§ **Data excerpts**

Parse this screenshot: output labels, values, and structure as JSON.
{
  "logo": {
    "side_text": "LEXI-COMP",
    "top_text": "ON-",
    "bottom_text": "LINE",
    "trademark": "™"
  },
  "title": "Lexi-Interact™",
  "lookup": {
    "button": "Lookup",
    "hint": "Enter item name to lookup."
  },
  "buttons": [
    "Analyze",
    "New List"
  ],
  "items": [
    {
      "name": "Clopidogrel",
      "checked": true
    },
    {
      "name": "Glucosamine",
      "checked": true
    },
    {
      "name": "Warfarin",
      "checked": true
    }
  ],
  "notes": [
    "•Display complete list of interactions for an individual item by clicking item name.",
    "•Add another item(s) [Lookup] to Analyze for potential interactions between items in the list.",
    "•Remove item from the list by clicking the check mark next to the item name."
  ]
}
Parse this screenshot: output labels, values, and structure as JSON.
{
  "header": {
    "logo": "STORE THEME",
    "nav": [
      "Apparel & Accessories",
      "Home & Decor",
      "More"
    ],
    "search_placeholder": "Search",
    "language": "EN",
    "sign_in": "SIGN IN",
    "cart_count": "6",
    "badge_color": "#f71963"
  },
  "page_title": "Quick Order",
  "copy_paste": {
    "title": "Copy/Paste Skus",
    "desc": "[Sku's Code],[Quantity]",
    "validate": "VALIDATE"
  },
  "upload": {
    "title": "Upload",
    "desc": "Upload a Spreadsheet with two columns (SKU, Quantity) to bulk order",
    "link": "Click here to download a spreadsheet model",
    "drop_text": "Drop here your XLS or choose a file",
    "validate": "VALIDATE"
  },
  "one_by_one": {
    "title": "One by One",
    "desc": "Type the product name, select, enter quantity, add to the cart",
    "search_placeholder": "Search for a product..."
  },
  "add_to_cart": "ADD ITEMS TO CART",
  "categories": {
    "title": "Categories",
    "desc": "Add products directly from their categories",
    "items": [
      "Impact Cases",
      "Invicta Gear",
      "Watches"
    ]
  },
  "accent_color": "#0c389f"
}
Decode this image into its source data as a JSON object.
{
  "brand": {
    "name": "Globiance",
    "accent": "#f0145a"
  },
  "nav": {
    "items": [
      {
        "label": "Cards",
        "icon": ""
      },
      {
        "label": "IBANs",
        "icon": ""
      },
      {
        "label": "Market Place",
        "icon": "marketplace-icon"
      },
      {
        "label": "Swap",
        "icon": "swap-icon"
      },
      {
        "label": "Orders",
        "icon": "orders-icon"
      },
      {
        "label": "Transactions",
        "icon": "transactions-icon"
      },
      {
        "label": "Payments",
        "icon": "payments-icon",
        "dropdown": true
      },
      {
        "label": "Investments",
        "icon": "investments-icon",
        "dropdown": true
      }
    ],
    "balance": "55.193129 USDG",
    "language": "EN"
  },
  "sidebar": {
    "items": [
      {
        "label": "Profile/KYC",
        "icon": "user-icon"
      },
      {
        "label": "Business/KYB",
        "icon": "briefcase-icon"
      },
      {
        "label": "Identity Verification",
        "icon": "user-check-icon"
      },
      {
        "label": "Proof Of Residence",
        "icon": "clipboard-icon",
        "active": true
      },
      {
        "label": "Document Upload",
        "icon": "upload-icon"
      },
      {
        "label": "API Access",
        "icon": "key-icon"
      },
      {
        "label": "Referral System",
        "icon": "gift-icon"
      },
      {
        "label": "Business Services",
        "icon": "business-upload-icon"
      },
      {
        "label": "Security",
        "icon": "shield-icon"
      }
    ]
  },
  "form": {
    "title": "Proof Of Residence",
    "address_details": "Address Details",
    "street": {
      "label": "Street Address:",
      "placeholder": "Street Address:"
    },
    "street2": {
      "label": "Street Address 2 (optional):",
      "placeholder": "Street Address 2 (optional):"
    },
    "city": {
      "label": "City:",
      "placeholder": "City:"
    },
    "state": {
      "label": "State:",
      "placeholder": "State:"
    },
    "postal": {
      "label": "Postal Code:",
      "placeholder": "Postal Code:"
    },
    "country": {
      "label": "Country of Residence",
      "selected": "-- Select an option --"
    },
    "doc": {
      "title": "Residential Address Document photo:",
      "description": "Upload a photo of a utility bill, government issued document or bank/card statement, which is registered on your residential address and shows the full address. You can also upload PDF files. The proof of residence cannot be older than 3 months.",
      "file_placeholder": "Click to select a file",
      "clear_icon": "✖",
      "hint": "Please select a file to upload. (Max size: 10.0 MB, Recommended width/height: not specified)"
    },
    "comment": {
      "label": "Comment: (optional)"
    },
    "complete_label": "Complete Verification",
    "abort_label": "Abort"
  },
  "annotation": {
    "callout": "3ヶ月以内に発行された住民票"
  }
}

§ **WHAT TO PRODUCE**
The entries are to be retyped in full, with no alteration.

§ **OUTPUT OF THE EXERCISE**
Parse this screenshot: output labels, values, and structure as JSON.
{
  "logo": {
    "side_text": "LEXI-COMP",
    "top_text": "ON-",
    "bottom_text": "LINE",
    "trademark": "™"
  },
  "title": "Lexi-Interact™",
  "lookup": {
    "button": "Lookup",
    "hint": "Enter item name to lookup."
  },
  "buttons": [
    "Analyze",
    "New List"
  ],
  "items": [
    {
      "name": "Clopidogrel",
      "checked": true
    },
    {
      "name": "Glucosamine",
      "checked": true
    },
    {
      "name": "Warfarin",
      "checked": true
    }
  ],
  "notes": [
    "•Display complete list of interactions for an individual item by clicking item name.",
    "•Add another item(s) [Lookup] to Analyze for potential interactions between items in the list.",
    "•Remove item from the list by clicking the check mark next to the item name."
  ]
}
Parse this screenshot: output labels, values, and structure as JSON.
{
  "header": {
    "logo": "STORE THEME",
    "nav": [
      "Apparel & Accessories",
      "Home & Decor",
      "More"
    ],
    "search_placeholder": "Search",
    "language": "EN",
    "sign_in": "SIGN IN",
    "cart_count": "6",
    "badge_color": "#f71963"
  },
  "page_title": "Quick Order",
  "copy_paste": {
    "title": "Copy/Paste Skus",
    "desc": "[Sku's Code],[Quantity]",
    "validate": "VALIDATE"
  },
  "upload": {
    "title": "Upload",
    "desc": "Upload a Spreadsheet with two columns (SKU, Quantity) to bulk order",
    "link": "Click here to download a spreadsheet model",
    "drop_text": "Drop here your XLS or choose a file",
    "validate": "VALIDATE"
  },
  "one_by_one": {
    "title": "One by One",
    "desc": "Type the product name, select, enter quantity, add to the cart",
    "search_placeholder": "Search for a product..."
  },
  "add_to_cart": "ADD ITEMS TO CART",
  "categories": {
    "title": "Categories",
    "desc": "Add products directly from their categories",
    "items": [
      "Impact Cases",
      "Invicta Gear",
      "Watches"
    ]
  },
  "accent_color": "#0c389f"
}
Decode this image into its source data as a JSON object.
{
  "brand": {
    "name": "Globiance",
    "accent": "#f0145a"
  },
  "nav": {
    "items": [
      {
        "label": "Cards",
        "icon": ""
      },
      {
        "label": "IBANs",
        "icon": ""
      },
      {
        "label": "Market Place",
        "icon": "marketplace-icon"
      },
      {
        "label": "Swap",
        "icon": "swap-icon"
      },
      {
        "label": "Orders",
        "icon": "orders-icon"
      },
      {
        "label": "Transactions",
        "icon": "transactions-icon"
      },
      {
        "label": "Payments",
        "icon": "payments-icon",
        "dropdown": true
      },
      {
        "label": "Investments",
        "icon": "investments-icon",
        "dropdown": true
      }
    ],
    "balance": "55.193129 USDG",
    "language": "EN"
  },
  "sidebar": {
    "items": [
      {
        "label": "Profile/KYC",
        "icon": "user-icon"
      },
      {
        "label": "Business/KYB",
        "icon": "briefcase-icon"
      },
      {
        "label": "Identity Verification",
        "icon": "user-check-icon"
      },
      {
        "label": "Proof Of Residence",
        "icon": "clipboard-icon",
        "active": true
      },
      {
        "label": "Document Upload",
        "icon": "upload-icon"
      },
      {
        "label": "API Access",
        "icon": "key-icon"
      },
      {
        "label": "Referral System",
        "icon": "gift-icon"
      },
      {
        "label": "Business Services",
        "icon": "business-upload-icon"
      },
      {
        "label": "Security",
        "icon": "shield-icon"
      }
    ]
  },
  "form": {
    "title": "Proof Of Residence",
    "address_details": "Address Details",
    "street": {
      "label": "Street Address:",
      "placeholder": "Street Address:"
    },
    "street2": {
      "label": "Street Address 2 (optional):",
      "placeholder": "Street Address 2 (optional):"
    },
    "city": {
      "label": "City:",
      "placeholder": "City:"
    },
    "state": {
      "label": "State:",
      "placeholder": "State:"
    },
    "postal": {
      "label": "Postal Code:",
      "placeholder": "Postal Code:"
    },
    "country": {
      "label": "Country of Residence",
      "selected": "-- Select an option --"
    },
    "doc": {
      "title": "Residential Address Document photo:",
      "description": "Upload a photo of a utility bill, government issued document or bank/card statement, which is registered on your residential address and shows the full address. You can also upload PDF files. The proof of residence cannot be older than 3 months.",
      "file_placeholder": "Click to select a file",
      "clear_icon": "✖",
      "hint": "Please select a file to upload. (Max size: 10.0 MB, Recommended width/height: not specified)"
    },
    "comment": {
      "label": "Comment: (optional)"
    },
    "complete_label": "Complete Verification",
    "abort_label": "Abort"
  },
  "annotation": {
    "callout": "3ヶ月以内に発行された住民票"
  }
}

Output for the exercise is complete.